What’s with the rush?
Private equity firms, sitting on trillions of dollars of dry powder, have announced 8,967 deals since the beginning of January worth $760bn, an all-time high both in terms of number of transactions and overall value. The healthcare industry — particularly devices and services — has been especially appealing as valuations dropped sharply at the start of the pandemic. Since then they have picked up considerably, leading more buyers to chase assets.
Another important driver has been historically low-interest rates, which make financing deals cheaper than ever. That could change, as central bankers around the world begin to consider raising interest rates, prompting some to speed up their deals before they become more expensive to carry out.
Finally, stock valuations in many industries are at all-time highs, leading companies to carry out all-stock transactions now before there’s a potential correction.
The time to do deals is now.
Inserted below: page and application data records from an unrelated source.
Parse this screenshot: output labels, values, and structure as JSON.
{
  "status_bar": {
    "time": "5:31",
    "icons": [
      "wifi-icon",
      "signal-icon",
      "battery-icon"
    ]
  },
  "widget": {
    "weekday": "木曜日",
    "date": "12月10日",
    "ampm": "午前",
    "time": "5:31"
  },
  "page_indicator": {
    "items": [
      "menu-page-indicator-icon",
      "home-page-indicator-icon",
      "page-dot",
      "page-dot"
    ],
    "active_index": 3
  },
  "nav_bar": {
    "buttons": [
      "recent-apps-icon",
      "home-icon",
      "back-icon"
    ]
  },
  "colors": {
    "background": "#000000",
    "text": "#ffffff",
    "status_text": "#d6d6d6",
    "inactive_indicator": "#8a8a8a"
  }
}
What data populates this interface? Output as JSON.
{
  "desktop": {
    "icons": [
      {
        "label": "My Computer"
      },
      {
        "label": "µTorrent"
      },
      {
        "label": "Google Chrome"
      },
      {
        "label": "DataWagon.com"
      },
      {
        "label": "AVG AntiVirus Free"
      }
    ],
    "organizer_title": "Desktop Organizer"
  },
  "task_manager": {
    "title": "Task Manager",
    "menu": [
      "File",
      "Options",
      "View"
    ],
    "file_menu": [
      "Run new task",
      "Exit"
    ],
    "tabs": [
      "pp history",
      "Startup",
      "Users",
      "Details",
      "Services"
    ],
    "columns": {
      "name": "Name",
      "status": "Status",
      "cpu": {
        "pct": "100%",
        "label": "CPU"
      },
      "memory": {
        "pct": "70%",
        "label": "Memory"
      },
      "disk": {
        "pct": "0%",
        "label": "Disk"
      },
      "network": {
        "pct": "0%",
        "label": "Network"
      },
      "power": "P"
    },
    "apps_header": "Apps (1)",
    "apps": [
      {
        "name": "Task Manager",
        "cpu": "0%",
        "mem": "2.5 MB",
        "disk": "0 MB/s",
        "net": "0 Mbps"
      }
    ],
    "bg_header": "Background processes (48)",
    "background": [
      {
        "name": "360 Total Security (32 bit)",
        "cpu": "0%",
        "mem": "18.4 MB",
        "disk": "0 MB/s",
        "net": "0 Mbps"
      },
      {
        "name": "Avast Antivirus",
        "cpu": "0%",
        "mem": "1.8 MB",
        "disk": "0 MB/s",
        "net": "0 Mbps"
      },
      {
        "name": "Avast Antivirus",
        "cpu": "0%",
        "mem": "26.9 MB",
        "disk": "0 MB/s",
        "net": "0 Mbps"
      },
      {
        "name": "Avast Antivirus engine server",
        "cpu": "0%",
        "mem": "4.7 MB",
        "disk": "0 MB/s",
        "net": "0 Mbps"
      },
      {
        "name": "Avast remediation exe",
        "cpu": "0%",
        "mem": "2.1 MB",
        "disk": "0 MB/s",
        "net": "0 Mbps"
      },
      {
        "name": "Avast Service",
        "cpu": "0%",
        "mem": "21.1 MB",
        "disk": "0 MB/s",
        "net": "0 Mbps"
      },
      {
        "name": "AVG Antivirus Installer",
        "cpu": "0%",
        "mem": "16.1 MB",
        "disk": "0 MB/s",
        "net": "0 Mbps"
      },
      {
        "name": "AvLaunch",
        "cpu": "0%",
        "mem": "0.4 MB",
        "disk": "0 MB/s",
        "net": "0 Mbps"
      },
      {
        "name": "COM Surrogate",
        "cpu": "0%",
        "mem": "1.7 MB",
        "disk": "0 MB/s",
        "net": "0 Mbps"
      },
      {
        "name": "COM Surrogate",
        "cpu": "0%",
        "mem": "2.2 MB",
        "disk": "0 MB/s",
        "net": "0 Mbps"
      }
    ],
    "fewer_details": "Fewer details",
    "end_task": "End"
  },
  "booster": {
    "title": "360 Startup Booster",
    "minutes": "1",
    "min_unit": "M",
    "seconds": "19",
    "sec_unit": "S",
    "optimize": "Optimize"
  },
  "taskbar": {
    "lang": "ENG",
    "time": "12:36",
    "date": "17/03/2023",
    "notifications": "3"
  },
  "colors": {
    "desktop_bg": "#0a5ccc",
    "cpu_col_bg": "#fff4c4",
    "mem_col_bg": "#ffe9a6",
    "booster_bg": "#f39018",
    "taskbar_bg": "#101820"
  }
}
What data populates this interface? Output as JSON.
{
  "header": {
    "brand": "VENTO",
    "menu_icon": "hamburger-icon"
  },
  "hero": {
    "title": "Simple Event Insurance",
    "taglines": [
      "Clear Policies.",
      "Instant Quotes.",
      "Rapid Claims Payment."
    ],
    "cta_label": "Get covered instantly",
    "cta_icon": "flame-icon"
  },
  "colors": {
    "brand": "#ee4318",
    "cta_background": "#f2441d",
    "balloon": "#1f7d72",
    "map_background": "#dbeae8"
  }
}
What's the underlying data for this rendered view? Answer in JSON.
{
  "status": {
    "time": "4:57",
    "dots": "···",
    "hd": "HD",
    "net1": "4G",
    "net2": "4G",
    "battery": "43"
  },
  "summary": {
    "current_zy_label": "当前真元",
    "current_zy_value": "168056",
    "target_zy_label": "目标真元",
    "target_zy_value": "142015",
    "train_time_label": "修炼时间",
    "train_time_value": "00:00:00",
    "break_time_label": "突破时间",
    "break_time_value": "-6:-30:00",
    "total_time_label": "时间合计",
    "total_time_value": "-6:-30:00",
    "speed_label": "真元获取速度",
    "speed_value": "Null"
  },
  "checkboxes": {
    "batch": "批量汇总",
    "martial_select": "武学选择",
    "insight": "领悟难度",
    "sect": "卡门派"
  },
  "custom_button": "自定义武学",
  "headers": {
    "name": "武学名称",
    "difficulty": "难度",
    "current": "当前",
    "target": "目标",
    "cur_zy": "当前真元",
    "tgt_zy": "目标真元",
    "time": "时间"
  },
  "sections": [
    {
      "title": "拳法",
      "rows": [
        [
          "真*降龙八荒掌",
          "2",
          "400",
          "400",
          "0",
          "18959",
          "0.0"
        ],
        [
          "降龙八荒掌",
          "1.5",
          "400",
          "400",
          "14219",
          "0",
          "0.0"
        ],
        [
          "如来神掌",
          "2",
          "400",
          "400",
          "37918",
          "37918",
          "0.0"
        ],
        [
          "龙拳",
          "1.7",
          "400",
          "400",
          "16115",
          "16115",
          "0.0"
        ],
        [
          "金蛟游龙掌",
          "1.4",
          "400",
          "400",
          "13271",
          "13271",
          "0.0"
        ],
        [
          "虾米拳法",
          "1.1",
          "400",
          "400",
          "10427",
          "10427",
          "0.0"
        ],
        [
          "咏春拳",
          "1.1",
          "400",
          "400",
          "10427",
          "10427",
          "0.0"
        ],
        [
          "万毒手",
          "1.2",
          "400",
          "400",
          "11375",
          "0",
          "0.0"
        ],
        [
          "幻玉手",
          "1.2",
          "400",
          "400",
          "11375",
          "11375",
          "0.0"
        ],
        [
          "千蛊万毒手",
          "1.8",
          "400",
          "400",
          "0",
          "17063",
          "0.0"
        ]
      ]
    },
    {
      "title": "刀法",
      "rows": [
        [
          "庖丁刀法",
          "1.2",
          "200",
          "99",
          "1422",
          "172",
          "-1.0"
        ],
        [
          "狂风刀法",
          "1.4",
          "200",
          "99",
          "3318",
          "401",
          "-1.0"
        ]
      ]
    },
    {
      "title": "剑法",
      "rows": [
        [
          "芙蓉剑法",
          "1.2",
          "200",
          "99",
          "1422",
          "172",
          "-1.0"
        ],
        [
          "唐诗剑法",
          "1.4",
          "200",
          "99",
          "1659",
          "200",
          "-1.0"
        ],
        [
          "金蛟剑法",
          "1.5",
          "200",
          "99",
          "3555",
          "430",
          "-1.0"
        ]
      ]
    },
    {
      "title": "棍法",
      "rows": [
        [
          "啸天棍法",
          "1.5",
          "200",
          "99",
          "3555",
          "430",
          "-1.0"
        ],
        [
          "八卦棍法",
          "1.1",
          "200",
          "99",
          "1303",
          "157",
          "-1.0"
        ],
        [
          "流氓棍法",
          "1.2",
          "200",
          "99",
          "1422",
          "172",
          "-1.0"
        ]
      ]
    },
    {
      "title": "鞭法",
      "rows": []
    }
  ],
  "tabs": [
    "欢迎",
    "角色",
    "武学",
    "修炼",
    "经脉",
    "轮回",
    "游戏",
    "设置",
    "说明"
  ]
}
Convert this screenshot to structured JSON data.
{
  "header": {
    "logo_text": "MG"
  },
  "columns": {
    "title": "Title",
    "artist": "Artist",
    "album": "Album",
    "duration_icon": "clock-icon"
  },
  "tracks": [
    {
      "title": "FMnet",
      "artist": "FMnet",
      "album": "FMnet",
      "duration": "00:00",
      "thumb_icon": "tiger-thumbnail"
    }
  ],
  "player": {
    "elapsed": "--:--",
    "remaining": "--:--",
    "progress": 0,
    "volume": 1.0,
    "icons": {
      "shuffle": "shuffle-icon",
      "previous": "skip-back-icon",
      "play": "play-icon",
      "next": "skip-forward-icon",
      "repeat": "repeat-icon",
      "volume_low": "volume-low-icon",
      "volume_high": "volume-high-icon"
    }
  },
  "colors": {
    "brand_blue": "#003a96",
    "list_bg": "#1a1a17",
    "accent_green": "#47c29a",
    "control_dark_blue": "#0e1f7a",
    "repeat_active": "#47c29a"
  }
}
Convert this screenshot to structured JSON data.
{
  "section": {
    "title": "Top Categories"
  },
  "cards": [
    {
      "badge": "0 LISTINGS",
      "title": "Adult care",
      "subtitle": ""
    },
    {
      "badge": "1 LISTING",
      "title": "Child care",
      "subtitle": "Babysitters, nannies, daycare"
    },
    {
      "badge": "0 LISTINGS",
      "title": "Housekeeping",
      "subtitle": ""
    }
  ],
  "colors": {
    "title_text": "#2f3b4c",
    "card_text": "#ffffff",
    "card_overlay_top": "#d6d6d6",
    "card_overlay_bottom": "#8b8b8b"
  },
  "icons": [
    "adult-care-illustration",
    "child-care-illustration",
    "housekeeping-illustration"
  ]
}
The question is, how long will it stay that way?
Spacs book a one-way flight to Singapore
DD regulars have by now witnessed the turbulent journey of Spacs, aka special purpose acquisition companies, in the US.
Things have been getting tougher, with regulators closing in and activity slowing (catch up on this “hangover” tale by DD’s Ortenca Aliaj if you missed it over the summer). Now a new option has emerged for blank-cheque companies and their sponsors: Singapore. The city-state has become the first big Asian financial hub to allow the investment vehicles to list.
Singapore Exchange will welcome applications from Spacs globally as early as Friday, hoping it will help the Asian exchange make up for another dismal year of delistings driven by scarce liquidity and governance scandals.
“We want the Spac process to result in good target companies listed on SGX, providing investors with more choice and opportunities,” said Tan Boon Gin, chief executive of the bourse’s regulatory arm, adding that safeguards will be put in place to protect retail investors.
Early in 2021 Spacs were the hottest item on Wall Street — eclipsing the $79.3bn they raised globally in 2020 in just the first three months of this year — until mounting regulatory scrutiny and lacklustre performance put a damper on investor enthusiasm. A series of lawsuits hasn’t helped to liven the mood.
That might make Singapore a more attractive option. So might the idea that regulators in the city-state have introduced a looser playbook likely to entice international sponsors, slicing their initially proposed minimum market capitalisation for Spacs in half to S$150m (US$111m) and removing limits on redemption rights.
Michelle Hinchliffe, chair of KPMG’s UK audit division, has been appointed an independent director at miner BHP.
Edmond de Rothschild Asset Management has hired Caroline Gauthier as co-head of equities. She joins in Paris from Comitium, the Apax Partners subsidiary that she co-founded and led as deputy chief executive.
Latham & Watkins has hired three partners to join its new office in Austin, Texas: Samer Zabaneh and Jenifer Smith from DLA Piper, and Scott Craig from Wilson Sonsini.
Diversity disconnect Wall Street fronted billions of dollars to support racial equality. But the parade of corporate pledges to fight racism has cooled since last year, and new hires from historically Black institutions have struggled to move up the ladder. (Bloomberg)
The ‘Girlboss’ paradox Last year a number of female founder departures rocked the start-up world. Now the hard-charging “hustle culture”, in which the “girlboss” narrative rose to prominence, faces a reckoning as women reassess how to talk about ambition. (New York Magazine)
Digital deficit Japan is facing a severe shortage of tech workers as it confronts a stark gender gap in science education despite the country’s reputation as a global force for innovation. (New York Times)